Jaune-Tom and Robespierre struck it rich in the newly-discovered Klondike gold fields, and returned to Paris just in time to save Mewsette from being packed in a crate and sent to the bride-buying American. Meowrice wound up in the crate instead, so the good guys lived happily ever after and the bad guys got what they deserved.
The main characters were mostly voiced by big-name actors who had done little or no cartoon work — Judy Garland was Mewsette, Robert Goulet was Jaune-Tom, Red Buttons was Robespierre and Hermoine Gingold was Mme. Reubens-Chatte. The only exception was Meowrice, voiced by Paul Frees, whose many roles ranged from Ludwig von Drake to The Thing in 1960s Fantastic Four cartoons. Also heard in the film were Mel Blanc (Bugs, Daffy), June Foray (Rocky, Granny) and Thurl Ravenscroft (Tony, Thing 1), but their roles were minor.
The movie was directed by Abe Levitow, a long-time associate of Chuck Jones during his Looney Tunes days. Jones was also one of the writers, and wound up as producer. This violated his exclusive contract to direct Road Runner, Coyote etc. for Warner Bros., which may or may not have noticed if not for the fact that UPA arranged with Warner to distribute the film. As it turned out, they fired Jones for stepping off the reservation, but it didn't matter much because their studio was on its last legs anyway.

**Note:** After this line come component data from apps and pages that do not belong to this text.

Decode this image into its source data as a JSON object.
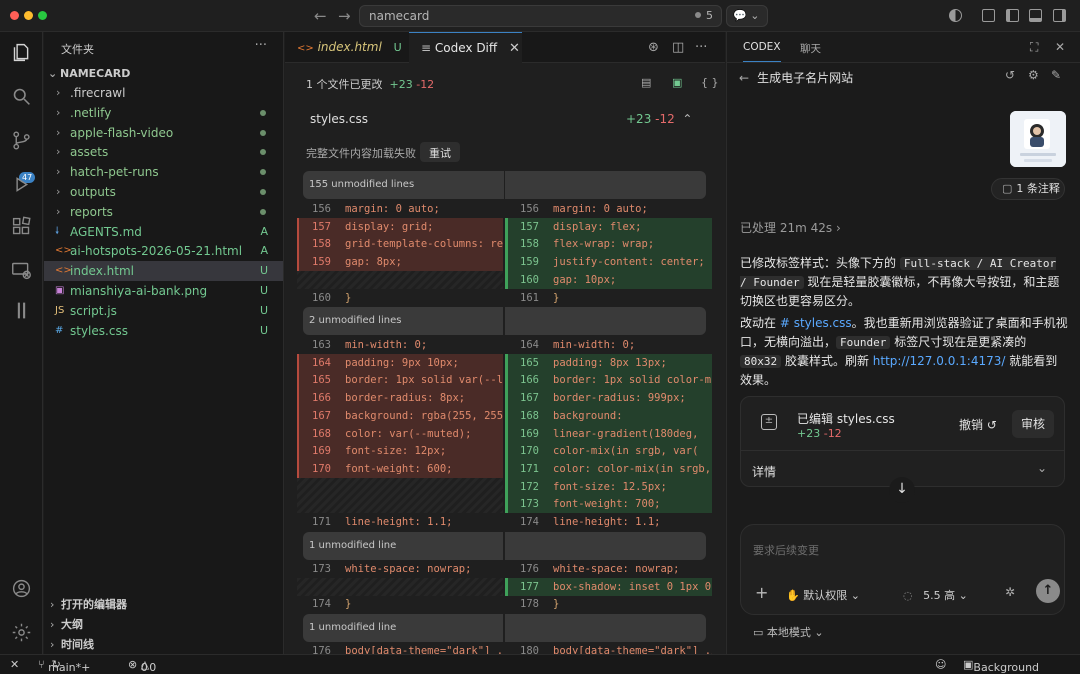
{
  "titlebar": {
    "search": "namecard",
    "badge": "5"
  },
  "explorer": {
    "header": "文件夹",
    "more": "···",
    "root": "NAMECARD",
    "items": [
      {
        "name": ".firecrawl",
        "type": "folder",
        "mark": "",
        "dot": false
      },
      {
        "name": ".netlify",
        "type": "folder",
        "mark": "",
        "dot": true
      },
      {
        "name": "apple-flash-video",
        "type": "folder",
        "mark": "",
        "dot": true
      },
      {
        "name": "assets",
        "type": "folder",
        "mark": "",
        "dot": true
      },
      {
        "name": "hatch-pet-runs",
        "type": "folder",
        "mark": "",
        "dot": true
      },
      {
        "name": "outputs",
        "type": "folder",
        "mark": "",
        "dot": true
      },
      {
        "name": "reports",
        "type": "folder",
        "mark": "",
        "dot": true
      },
      {
        "name": "AGENTS.md",
        "type": "md",
        "mark": "A",
        "dot": false
      },
      {
        "name": "ai-hotspots-2026-05-21.html",
        "type": "html",
        "mark": "A",
        "dot": false
      },
      {
        "name": "index.html",
        "type": "html",
        "mark": "U",
        "dot": false
      },
      {
        "name": "mianshiya-ai-bank.png",
        "type": "png",
        "mark": "U",
        "dot": false
      },
      {
        "name": "script.js",
        "type": "js",
        "mark": "U",
        "dot": false
      },
      {
        "name": "styles.css",
        "type": "css",
        "mark": "U",
        "dot": false
      }
    ],
    "sections": [
      "打开的编辑器",
      "大纲",
      "时间线"
    ]
  },
  "activity": {
    "scm_badge": "47"
  },
  "tabs": [
    {
      "label": "index.html",
      "status": "U"
    },
    {
      "label": "Codex Diff",
      "close": "✕"
    }
  ],
  "diff": {
    "summary_text": "1 个文件已更改",
    "summary_plus": "+23",
    "summary_minus": "-12",
    "file": "styles.css",
    "file_plus": "+23",
    "file_minus": "-12",
    "load_fail": "完整文件内容加载失败",
    "retry": "重试",
    "folds": [
      "155 unmodified lines",
      "2 unmodified lines",
      "1 unmodified line",
      "1 unmodified line"
    ],
    "hunk1_left": [
      {
        "n": "156",
        "code": "margin: 0 auto;",
        "t": "ctx"
      },
      {
        "n": "157",
        "code": "display: grid;",
        "t": "del"
      },
      {
        "n": "158",
        "code": "grid-template-columns: re",
        "t": "del"
      },
      {
        "n": "159",
        "code": "gap: 8px;",
        "t": "del"
      },
      {
        "n": "160",
        "code": "}",
        "t": "ctx"
      }
    ],
    "hunk1_right": [
      {
        "n": "156",
        "code": "margin: 0 auto;",
        "t": "ctx"
      },
      {
        "n": "157",
        "code": "display: flex;",
        "t": "add"
      },
      {
        "n": "158",
        "code": "flex-wrap: wrap;",
        "t": "add"
      },
      {
        "n": "159",
        "code": "justify-content: center;",
        "t": "add"
      },
      {
        "n": "160",
        "code": "gap: 10px;",
        "t": "add"
      },
      {
        "n": "161",
        "code": "}",
        "t": "ctx"
      }
    ],
    "hunk2_left": [
      {
        "n": "163",
        "code": "min-width: 0;",
        "t": "ctx"
      },
      {
        "n": "164",
        "code": "padding: 9px 10px;",
        "t": "del"
      },
      {
        "n": "165",
        "code": "border: 1px solid var(--l",
        "t": "del"
      },
      {
        "n": "166",
        "code": "border-radius: 8px;",
        "t": "del"
      },
      {
        "n": "167",
        "code": "background: rgba(255, 255",
        "t": "del"
      },
      {
        "n": "168",
        "code": "color: var(--muted);",
        "t": "del"
      },
      {
        "n": "169",
        "code": "font-size: 12px;",
        "t": "del"
      },
      {
        "n": "170",
        "code": "font-weight: 600;",
        "t": "del"
      },
      {
        "n": "171",
        "code": "line-height: 1.1;",
        "t": "ctx"
      }
    ],
    "hunk2_right": [
      {
        "n": "164",
        "code": "min-width: 0;",
        "t": "ctx"
      },
      {
        "n": "165",
        "code": "padding: 8px 13px;",
        "t": "add"
      },
      {
        "n": "166",
        "code": "border: 1px solid color-m",
        "t": "add"
      },
      {
        "n": "167",
        "code": "border-radius: 999px;",
        "t": "add"
      },
      {
        "n": "168",
        "code": "background:",
        "t": "add"
      },
      {
        "n": "169",
        "code": "  linear-gradient(180deg,",
        "t": "add"
      },
      {
        "n": "170",
        "code": "  color-mix(in srgb, var(",
        "t": "add"
      },
      {
        "n": "171",
        "code": "color: color-mix(in srgb,",
        "t": "add"
      },
      {
        "n": "172",
        "code": "font-size: 12.5px;",
        "t": "add"
      },
      {
        "n": "173",
        "code": "font-weight: 700;",
        "t": "add"
      },
      {
        "n": "174",
        "code": "line-height: 1.1;",
        "t": "ctx"
      }
    ],
    "hunk3_left": [
      {
        "n": "173",
        "code": "white-space: nowrap;",
        "t": "ctx"
      },
      {
        "n": "174",
        "code": "}",
        "t": "ctx"
      }
    ],
    "hunk3_right": [
      {
        "n": "176",
        "code": "white-space: nowrap;",
        "t": "ctx"
      },
      {
        "n": "177",
        "code": "box-shadow: inset 0 1px 0",
        "t": "add"
      },
      {
        "n": "178",
        "code": "}",
        "t": "ctx"
      }
    ],
    "hunk4_left": [
      {
        "n": "176",
        "code": "body[data-theme=\"dark\"] .ic",
        "t": "ctx"
      }
    ],
    "hunk4_right": [
      {
        "n": "180",
        "code": "body[data-theme=\"dark\"] .ic",
        "t": "ctx"
      }
    ]
  },
  "panel": {
    "tabs": [
      "CODEX",
      "聊天"
    ],
    "title": "生成电子名片网站",
    "annotation": "1 条注释",
    "processed": "已处理 21m 42s",
    "msg1_a": "已修改标签样式：头像下方的 ",
    "msg1_chip": "Full-stack / AI Creator / Founder",
    "msg1_b": " 现在是轻量胶囊徽标，不再像大号按钮，和主题切换区也更容易区分。",
    "msg2_a": "改动在 ",
    "msg2_link": "# styles.css",
    "msg2_b": "。我也重新用浏览器验证了桌面和手机视口，无横向溢出，",
    "msg2_chip1": "Founder",
    "msg2_c": " 标签尺寸现在是更紧凑的 ",
    "msg2_chip2": "80x32",
    "msg2_d": " 胶囊样式。刷新 ",
    "msg2_link2": "http://127.0.0.1:4173/",
    "msg2_e": " 就能看到效果。",
    "edit_title": "已编辑 styles.css",
    "edit_plus": "+23",
    "edit_minus": "-12",
    "undo": "撤销",
    "review": "审核",
    "details": "详情",
    "placeholder": "要求后续变更",
    "permission": "默认权限",
    "model": "5.5 高",
    "local_mode": "本地模式"
  },
  "status": {
    "branch": "main*+",
    "errors": "0",
    "warnings": "0",
    "background": "Background"
  }
}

Jones missed only a few years of work at Warner, which was in serious decline at the time, but got a head start in his highly successful post-Warner career. But the task of succeeding commercially with a non-Disney animated feature was left for the future.